> _PROMPT_
Would you tally how many lines in the records include the word "string"? Reply with the number only.

> _RECORDS_
↓

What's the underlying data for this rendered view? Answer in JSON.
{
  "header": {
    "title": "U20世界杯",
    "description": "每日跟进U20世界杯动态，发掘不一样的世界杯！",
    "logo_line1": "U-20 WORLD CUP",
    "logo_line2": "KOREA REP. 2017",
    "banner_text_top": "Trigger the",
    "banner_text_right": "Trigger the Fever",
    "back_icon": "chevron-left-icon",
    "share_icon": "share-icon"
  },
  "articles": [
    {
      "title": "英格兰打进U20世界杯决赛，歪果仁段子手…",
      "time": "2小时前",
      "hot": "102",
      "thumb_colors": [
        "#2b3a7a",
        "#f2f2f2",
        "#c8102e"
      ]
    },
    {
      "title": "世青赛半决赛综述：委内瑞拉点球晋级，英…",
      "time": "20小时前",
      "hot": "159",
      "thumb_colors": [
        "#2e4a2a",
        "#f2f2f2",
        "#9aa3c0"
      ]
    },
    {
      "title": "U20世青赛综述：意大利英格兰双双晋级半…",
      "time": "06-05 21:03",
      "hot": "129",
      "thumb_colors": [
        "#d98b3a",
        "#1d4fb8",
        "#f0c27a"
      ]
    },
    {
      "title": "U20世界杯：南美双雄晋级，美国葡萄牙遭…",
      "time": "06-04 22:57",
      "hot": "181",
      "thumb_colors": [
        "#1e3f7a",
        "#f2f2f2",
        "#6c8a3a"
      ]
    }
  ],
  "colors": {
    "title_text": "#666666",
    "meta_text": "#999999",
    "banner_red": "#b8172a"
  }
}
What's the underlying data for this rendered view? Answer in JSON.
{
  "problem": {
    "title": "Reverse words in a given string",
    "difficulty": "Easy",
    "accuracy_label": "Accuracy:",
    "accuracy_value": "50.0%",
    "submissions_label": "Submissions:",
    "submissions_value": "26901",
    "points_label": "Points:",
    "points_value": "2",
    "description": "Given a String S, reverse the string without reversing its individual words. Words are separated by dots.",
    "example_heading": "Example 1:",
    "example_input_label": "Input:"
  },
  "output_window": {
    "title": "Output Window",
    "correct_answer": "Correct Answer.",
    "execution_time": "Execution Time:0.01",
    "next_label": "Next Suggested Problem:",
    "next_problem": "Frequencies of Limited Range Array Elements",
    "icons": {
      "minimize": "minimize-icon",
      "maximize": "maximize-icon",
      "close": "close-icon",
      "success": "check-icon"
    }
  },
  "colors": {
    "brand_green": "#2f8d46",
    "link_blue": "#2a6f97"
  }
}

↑

> _FINISHED TASK_
2